Dave, Since it seems like your school is on the right track, I'd be interested to hear what you all are doing, more specifically.

Do you know the origin of grades? It was so some British dude could make more money by teaching more students. Before that, teachers had to have few enough students that they could have a close enough relationship to monitor their learning. I wish I had a reference, but I'm coming up empty.

Maybe we should do something like
A = class ended with spontaneous group hug
B = 80% of class participated in group hug
C = sporadic high fives

David Cox said...

I was hoping you had the answer. :)

Do you have any examples of those well designed rubrics that you might be willing to share? How about exemplars of how students have taken these skills and turned them into real world applications? I agree that should be the goal, I'm just having a difficult time nailing down what it truly looks like. So far, it is a bunch of theory.

Post forthcoming on what it is we are actually doing at our site. I don't doubt the origin of grades. I also have a tough time seeing Socrates carrying around a gradebook and making marks every time someone asked a good question. Love the rubric, though. I think I'm gonna present that at Back to School Night. :)

MsAxthelm said...

Hi there -

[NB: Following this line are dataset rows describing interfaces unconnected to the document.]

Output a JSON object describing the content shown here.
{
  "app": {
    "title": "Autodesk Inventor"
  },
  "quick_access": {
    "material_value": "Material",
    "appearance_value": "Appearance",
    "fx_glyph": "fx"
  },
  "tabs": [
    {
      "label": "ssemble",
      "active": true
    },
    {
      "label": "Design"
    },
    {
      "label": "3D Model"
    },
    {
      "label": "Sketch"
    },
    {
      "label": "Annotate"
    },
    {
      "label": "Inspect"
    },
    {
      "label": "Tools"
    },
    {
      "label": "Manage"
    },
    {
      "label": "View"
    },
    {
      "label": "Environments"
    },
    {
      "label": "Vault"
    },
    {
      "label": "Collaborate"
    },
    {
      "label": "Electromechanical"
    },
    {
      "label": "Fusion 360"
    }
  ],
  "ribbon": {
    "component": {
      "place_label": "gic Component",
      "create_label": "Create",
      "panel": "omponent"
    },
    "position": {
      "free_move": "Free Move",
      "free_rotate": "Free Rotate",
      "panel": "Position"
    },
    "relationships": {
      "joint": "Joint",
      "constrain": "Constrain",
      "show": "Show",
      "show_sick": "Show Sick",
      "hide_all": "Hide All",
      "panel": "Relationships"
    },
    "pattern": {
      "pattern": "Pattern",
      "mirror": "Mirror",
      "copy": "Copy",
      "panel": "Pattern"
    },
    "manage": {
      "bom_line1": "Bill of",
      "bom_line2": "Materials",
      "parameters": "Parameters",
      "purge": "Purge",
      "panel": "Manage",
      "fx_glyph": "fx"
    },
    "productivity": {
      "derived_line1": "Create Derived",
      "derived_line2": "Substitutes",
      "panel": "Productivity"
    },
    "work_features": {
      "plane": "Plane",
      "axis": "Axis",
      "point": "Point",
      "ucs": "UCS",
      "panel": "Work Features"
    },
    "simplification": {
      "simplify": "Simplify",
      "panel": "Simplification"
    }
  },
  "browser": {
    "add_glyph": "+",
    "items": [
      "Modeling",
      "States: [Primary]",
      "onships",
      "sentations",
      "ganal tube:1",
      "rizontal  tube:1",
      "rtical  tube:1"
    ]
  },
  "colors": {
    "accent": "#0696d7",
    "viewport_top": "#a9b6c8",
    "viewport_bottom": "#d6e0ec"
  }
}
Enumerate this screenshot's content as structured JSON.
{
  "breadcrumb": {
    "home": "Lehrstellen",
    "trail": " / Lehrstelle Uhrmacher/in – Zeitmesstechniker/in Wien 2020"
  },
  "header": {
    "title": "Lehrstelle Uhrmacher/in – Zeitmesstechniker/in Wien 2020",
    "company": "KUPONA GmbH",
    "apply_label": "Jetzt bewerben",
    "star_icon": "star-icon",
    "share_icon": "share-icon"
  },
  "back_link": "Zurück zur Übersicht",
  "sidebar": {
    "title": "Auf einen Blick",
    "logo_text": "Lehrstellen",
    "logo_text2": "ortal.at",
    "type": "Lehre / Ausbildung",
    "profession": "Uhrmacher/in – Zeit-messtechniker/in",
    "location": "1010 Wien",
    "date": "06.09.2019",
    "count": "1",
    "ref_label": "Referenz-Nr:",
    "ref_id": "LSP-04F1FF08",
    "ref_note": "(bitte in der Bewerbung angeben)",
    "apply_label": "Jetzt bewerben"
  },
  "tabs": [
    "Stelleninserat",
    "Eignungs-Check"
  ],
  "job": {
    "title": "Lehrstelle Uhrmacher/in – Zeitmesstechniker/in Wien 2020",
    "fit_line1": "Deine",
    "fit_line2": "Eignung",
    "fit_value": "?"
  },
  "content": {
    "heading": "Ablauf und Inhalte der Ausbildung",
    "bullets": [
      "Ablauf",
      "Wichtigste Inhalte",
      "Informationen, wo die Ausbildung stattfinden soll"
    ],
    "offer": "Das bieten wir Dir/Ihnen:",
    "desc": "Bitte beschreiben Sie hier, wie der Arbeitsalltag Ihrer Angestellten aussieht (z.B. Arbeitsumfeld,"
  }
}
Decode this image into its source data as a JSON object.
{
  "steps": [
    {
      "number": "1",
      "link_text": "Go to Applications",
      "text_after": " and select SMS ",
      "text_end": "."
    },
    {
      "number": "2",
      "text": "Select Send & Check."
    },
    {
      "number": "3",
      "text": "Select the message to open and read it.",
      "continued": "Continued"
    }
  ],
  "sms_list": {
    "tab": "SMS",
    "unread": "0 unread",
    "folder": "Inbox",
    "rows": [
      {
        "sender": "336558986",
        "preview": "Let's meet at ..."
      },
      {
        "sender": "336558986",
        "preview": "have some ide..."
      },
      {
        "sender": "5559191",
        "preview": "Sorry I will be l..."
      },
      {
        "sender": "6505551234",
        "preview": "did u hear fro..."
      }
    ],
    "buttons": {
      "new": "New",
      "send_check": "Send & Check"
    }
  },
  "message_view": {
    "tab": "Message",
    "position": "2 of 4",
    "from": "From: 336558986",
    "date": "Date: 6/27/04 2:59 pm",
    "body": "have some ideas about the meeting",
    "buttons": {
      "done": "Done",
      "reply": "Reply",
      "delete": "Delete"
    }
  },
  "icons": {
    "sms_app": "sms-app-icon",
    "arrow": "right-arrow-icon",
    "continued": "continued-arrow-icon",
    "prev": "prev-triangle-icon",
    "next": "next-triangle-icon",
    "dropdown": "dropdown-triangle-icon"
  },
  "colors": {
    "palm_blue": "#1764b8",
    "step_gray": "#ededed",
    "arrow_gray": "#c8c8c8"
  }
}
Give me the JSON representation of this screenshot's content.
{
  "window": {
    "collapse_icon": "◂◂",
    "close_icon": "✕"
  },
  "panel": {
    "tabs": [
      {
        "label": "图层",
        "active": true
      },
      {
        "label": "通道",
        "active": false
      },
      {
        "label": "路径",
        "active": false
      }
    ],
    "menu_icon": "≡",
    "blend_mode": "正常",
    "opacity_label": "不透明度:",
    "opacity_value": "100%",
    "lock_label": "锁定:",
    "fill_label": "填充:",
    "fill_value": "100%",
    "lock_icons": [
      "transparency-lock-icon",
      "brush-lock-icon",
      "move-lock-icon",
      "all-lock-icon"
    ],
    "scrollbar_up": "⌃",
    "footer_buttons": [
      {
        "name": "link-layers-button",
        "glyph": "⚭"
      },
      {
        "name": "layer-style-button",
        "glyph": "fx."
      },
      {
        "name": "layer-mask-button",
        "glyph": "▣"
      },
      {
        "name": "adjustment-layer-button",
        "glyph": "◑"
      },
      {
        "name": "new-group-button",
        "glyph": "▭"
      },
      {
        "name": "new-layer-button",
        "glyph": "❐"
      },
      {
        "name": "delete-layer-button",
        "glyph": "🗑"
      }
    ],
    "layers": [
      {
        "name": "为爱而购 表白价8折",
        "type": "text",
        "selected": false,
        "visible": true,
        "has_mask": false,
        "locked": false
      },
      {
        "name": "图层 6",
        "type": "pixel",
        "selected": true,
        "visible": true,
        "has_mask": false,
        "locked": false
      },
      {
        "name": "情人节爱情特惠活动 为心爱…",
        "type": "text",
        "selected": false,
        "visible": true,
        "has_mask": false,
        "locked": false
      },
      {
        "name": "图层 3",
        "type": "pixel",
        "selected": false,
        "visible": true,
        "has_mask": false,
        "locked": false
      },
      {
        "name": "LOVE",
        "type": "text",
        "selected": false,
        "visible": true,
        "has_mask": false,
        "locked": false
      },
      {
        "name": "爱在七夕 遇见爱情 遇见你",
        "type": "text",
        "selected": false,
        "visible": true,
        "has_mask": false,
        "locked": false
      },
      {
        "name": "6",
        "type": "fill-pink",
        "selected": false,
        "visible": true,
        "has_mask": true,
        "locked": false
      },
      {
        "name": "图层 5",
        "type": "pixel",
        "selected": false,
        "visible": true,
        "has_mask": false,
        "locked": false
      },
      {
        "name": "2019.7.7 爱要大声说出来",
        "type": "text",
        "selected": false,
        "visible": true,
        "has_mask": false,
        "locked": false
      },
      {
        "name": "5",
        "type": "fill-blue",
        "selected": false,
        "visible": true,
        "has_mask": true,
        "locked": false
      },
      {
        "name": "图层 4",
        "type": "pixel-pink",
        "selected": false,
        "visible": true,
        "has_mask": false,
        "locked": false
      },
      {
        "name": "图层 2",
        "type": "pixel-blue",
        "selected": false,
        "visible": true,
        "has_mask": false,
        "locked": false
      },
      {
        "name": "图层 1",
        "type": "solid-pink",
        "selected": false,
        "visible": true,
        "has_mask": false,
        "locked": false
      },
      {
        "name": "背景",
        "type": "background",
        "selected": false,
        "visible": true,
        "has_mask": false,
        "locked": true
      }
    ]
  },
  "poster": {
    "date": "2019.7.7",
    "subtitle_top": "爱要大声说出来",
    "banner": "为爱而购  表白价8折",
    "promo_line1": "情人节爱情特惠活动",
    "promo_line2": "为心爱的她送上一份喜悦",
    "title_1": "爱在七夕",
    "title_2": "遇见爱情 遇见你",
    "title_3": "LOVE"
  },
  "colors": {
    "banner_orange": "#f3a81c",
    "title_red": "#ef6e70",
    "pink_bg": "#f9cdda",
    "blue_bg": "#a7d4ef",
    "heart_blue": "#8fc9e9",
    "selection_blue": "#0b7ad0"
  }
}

I am currently student teaching and am finding I have a crisis in grading systems I see. In my education program, we read Marzano's "Classroom Assessment that Works" that outlines an idea for grading that tracks learning, not simply scoring. I would be interested to hear what you think of it, since I have as yet not had the opportunity to try it out.

Basically, assessments are created with a specific rubric in mind. The rubric assigns scores in four points that correlate with Bloom's taxonomy in levels of thinking. Levels I and II are about the ability to have basic recall with and without teacher assistance. The third level is proving application of an idea/skill, and the fourth level is being able to use that idea/skill in a way not demonstrated in class (purposefully not demonstrated).

The idea is to use assessments to give teachers an idea of the learning - and the level of learning - going on in each student's head. I have seen that teachers do this, but don't often quantify it.

Is this something like the group hug you hoped for? Do you think this might work?

Thanks for the conversation,

David Cox said...

Hi Joan
Yeah, that could be a way of assessing the group hug, I suppose. I have actually started using a very similar rubric when I grade my geometry tests. I have 2 or 3 problems that are basic, 1 or 2 that a proficient student should be able to do and 1 or 2 advanced problems. The question that interests me is what do you do with a student who nails both of the advanced problems but, for some reason, doesn't do the basic questions correctly? I am thinking that if the test is written well the skills necessary for the basic should be embedded in the advanced.

Quantification is the sticking point. Parents don't want to see a bunch of 1's, 2's, 3's and 4's because they don't know what it means. They want a letter. How do you take the rubric score (or series of rubric scores) and convert it to a letter grade?

David Cox said...

My class is kind of a hybrid. It has a grade level component and an enrichment component. On one hand, I assess them on the skills that make up our California State Standards. There is a given context and the skills are very specific. There aren't any "levels" of questions. For the enrichment, I definitely do levels. I am kicking around the idea of using median to determine an overall grade when it comes to the series of 1's, 2's, 3's, 4's and 5's that make up a student's proficiency levels on given concepts.

If a student can't do the advanced problem but can do the others, then yeah, they get a 4 which is a B.